Data records:

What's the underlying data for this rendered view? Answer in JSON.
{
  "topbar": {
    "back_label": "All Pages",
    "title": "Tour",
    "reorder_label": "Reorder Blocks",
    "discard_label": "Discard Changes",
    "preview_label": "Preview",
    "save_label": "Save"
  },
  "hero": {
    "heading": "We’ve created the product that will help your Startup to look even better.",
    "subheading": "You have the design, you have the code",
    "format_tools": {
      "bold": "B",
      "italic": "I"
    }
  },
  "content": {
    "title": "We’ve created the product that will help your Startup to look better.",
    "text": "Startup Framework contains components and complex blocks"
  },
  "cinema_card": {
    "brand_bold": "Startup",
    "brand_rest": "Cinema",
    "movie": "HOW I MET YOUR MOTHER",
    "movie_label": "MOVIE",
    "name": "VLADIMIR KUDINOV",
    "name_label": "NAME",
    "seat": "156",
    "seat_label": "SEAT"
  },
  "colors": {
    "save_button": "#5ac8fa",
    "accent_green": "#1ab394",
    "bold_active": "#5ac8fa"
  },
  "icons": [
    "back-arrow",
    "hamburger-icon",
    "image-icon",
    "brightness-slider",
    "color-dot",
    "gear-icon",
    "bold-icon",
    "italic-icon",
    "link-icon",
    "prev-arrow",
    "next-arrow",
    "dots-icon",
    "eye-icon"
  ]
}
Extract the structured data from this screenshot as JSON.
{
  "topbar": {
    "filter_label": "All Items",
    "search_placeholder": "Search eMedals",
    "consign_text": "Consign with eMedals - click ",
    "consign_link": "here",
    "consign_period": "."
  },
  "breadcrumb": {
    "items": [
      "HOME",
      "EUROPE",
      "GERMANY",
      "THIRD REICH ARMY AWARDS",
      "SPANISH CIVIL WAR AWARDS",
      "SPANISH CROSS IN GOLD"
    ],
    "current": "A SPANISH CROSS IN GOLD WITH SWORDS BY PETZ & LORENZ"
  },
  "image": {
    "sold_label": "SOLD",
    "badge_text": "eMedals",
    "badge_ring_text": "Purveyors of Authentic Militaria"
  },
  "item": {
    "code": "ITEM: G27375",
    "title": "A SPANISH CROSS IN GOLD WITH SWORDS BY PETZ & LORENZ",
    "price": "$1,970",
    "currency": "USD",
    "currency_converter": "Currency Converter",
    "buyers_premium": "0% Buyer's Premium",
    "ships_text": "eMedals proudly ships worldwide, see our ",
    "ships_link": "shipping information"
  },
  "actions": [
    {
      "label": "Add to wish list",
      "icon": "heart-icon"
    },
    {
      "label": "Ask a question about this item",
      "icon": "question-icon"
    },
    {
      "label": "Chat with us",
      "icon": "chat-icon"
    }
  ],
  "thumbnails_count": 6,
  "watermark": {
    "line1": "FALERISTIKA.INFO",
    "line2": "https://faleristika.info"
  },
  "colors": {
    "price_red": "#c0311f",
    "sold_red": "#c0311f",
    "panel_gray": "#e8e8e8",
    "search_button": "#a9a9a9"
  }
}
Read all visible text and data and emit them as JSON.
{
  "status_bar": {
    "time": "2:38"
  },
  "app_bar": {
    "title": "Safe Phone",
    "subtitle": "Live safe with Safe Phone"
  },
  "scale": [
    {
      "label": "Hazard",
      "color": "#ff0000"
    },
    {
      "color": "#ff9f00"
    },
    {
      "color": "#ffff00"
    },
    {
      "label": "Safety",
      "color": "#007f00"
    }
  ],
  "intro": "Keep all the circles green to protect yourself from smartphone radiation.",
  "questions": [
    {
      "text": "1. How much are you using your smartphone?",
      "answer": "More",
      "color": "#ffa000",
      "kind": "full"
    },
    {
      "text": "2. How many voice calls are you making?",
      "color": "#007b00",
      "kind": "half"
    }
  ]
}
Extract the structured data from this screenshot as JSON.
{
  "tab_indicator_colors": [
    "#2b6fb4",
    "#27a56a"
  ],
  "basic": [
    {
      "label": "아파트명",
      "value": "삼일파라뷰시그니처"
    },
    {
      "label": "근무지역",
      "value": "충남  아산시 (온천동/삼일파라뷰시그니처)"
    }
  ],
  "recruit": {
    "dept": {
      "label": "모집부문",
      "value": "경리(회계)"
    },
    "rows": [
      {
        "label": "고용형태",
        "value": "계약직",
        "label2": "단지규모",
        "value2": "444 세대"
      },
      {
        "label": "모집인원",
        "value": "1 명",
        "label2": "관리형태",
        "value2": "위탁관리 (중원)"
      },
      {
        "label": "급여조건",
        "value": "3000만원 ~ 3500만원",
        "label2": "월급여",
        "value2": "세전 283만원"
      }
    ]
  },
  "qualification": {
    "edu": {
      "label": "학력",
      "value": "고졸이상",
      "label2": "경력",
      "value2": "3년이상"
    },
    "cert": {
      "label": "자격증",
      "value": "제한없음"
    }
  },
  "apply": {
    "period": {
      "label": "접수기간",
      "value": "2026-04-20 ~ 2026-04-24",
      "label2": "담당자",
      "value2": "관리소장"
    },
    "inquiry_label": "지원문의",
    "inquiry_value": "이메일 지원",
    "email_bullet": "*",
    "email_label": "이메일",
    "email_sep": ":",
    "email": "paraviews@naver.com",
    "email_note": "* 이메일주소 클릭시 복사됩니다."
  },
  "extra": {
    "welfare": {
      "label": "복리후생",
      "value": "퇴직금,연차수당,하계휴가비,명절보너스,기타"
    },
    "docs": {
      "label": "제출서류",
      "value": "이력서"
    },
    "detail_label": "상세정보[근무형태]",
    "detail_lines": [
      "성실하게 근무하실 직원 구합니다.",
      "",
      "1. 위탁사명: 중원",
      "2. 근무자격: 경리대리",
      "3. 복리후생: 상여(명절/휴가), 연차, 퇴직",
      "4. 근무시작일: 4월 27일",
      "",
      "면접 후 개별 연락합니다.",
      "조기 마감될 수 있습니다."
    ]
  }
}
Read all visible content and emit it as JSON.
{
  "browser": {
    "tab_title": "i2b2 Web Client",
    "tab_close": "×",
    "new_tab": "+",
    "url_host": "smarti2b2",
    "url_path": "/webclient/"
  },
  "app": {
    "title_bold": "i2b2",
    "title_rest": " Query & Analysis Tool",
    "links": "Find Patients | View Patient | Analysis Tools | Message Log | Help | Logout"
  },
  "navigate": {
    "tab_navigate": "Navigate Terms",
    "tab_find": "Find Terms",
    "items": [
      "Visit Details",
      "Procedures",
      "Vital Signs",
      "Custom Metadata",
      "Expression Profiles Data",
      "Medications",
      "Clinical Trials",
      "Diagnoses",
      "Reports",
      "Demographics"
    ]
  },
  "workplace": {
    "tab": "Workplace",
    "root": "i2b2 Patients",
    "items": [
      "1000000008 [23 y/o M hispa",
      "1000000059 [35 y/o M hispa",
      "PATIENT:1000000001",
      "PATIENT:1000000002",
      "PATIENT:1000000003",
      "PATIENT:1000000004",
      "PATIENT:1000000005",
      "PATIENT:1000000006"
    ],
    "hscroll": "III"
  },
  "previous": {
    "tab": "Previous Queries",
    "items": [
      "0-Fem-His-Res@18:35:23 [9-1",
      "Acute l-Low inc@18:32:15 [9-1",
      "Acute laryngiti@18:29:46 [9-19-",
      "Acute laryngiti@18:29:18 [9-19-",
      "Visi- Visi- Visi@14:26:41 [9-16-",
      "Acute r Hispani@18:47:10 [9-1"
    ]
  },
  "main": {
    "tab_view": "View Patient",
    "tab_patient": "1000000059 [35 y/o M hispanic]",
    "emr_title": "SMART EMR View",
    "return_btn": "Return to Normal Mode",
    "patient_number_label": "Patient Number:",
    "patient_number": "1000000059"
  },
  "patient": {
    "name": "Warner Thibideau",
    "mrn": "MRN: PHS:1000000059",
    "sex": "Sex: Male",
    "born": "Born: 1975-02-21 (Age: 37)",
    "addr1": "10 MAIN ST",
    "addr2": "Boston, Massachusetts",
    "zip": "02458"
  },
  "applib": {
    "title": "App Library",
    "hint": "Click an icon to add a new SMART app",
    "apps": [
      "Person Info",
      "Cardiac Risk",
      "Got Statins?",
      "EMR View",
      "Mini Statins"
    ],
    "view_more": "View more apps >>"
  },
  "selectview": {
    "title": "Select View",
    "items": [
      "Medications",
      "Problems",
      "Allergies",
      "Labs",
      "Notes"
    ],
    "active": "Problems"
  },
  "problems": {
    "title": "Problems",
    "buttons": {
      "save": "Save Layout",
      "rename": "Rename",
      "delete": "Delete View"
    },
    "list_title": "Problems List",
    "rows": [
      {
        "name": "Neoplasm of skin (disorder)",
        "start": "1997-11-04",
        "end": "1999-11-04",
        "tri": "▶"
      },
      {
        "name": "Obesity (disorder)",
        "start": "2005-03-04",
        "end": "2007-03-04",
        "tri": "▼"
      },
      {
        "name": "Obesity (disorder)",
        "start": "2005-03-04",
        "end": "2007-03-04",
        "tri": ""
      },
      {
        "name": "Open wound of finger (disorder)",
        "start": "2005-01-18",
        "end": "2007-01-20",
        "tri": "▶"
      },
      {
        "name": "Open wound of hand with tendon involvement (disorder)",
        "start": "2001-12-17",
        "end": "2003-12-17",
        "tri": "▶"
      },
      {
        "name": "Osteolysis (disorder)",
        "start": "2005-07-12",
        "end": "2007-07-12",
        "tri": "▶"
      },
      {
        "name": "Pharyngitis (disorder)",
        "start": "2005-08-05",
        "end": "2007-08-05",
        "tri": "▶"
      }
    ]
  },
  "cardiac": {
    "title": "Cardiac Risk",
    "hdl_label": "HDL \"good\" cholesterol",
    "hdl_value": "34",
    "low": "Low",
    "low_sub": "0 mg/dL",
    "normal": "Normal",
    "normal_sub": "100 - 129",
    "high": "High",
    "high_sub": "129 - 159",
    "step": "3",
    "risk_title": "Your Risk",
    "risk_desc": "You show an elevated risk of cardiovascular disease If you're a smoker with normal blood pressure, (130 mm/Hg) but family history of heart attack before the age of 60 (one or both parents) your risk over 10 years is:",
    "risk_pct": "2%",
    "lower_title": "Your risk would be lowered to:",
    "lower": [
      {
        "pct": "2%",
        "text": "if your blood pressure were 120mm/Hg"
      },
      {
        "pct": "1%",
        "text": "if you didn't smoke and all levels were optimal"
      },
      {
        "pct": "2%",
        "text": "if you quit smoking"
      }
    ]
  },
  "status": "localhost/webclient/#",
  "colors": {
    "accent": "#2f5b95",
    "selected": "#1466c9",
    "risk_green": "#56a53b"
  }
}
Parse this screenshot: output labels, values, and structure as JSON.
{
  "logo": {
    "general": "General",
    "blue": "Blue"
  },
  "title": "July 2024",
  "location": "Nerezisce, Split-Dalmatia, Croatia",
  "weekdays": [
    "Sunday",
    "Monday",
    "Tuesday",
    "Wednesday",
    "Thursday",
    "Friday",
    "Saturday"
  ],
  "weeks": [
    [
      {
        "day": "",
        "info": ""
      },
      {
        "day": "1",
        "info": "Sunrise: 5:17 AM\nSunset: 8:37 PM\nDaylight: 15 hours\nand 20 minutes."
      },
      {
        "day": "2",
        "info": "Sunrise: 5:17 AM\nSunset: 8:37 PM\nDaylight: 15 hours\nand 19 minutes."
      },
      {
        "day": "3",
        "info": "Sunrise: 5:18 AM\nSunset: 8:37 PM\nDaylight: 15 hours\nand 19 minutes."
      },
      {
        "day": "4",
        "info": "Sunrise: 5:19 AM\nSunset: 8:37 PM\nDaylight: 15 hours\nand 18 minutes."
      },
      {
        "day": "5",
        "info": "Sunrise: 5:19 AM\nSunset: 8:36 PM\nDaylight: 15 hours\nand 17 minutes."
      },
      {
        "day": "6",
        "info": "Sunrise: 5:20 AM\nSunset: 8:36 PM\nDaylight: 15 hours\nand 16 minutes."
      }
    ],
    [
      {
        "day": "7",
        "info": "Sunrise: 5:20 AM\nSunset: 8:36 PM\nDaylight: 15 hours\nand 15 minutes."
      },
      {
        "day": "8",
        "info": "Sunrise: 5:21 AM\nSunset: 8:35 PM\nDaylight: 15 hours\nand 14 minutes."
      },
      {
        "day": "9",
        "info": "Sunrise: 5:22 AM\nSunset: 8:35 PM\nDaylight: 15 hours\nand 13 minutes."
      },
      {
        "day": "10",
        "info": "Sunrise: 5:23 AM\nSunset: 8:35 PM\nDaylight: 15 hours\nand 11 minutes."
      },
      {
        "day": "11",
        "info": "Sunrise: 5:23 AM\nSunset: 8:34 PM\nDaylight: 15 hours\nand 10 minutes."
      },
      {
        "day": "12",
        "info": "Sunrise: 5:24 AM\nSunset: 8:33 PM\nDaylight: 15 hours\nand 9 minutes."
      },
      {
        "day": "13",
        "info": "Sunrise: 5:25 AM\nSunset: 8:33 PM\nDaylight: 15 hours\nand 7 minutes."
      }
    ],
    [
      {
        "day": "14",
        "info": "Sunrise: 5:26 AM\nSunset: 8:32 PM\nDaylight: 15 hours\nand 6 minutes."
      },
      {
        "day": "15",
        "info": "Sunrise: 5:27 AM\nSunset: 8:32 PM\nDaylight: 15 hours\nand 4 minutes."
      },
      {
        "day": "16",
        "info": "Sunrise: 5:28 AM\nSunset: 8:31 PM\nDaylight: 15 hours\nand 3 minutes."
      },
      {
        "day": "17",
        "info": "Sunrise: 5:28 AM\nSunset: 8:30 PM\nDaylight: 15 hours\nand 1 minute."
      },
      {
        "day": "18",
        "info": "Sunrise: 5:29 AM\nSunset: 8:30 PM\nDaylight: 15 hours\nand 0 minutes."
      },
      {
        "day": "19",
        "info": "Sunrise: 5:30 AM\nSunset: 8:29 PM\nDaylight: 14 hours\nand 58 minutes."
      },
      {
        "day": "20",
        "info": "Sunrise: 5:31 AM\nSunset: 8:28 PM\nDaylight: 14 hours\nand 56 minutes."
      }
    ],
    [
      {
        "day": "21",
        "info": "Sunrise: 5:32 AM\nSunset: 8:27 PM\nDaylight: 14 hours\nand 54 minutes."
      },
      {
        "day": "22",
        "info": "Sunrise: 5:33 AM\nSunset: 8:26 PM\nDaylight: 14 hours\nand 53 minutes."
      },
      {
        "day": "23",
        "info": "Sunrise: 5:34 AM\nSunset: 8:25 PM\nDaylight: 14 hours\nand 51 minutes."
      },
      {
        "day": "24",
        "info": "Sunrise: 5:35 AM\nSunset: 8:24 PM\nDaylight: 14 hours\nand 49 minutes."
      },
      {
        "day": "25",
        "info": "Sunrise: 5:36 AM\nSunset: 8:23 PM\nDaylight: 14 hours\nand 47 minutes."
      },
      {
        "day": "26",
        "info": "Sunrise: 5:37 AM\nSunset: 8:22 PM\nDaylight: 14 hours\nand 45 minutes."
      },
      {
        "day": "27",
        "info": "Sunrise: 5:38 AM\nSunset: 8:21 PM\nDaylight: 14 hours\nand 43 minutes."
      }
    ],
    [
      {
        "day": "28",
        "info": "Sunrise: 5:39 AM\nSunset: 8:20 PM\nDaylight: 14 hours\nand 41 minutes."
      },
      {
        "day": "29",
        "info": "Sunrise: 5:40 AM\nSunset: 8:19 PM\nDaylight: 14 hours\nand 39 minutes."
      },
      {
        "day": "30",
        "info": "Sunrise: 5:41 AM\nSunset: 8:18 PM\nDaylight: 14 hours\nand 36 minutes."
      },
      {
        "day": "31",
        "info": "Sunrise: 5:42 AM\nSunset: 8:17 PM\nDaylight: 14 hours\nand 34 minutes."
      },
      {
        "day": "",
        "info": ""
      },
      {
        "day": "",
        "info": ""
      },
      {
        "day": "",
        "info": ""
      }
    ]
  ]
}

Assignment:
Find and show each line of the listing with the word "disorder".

Solution for this task:
        "name": "Neoplasm of skin (disorder)",
        "name": "Obesity (disorder)",
        "name": "Obesity (disorder)",
        "name": "Open wound of finger (disorder)",
        "name": "Open wound of hand with tendon involvement (disorder)",
        "name": "Osteolysis (disorder)",
        "name": "Pharyngitis (disorder)",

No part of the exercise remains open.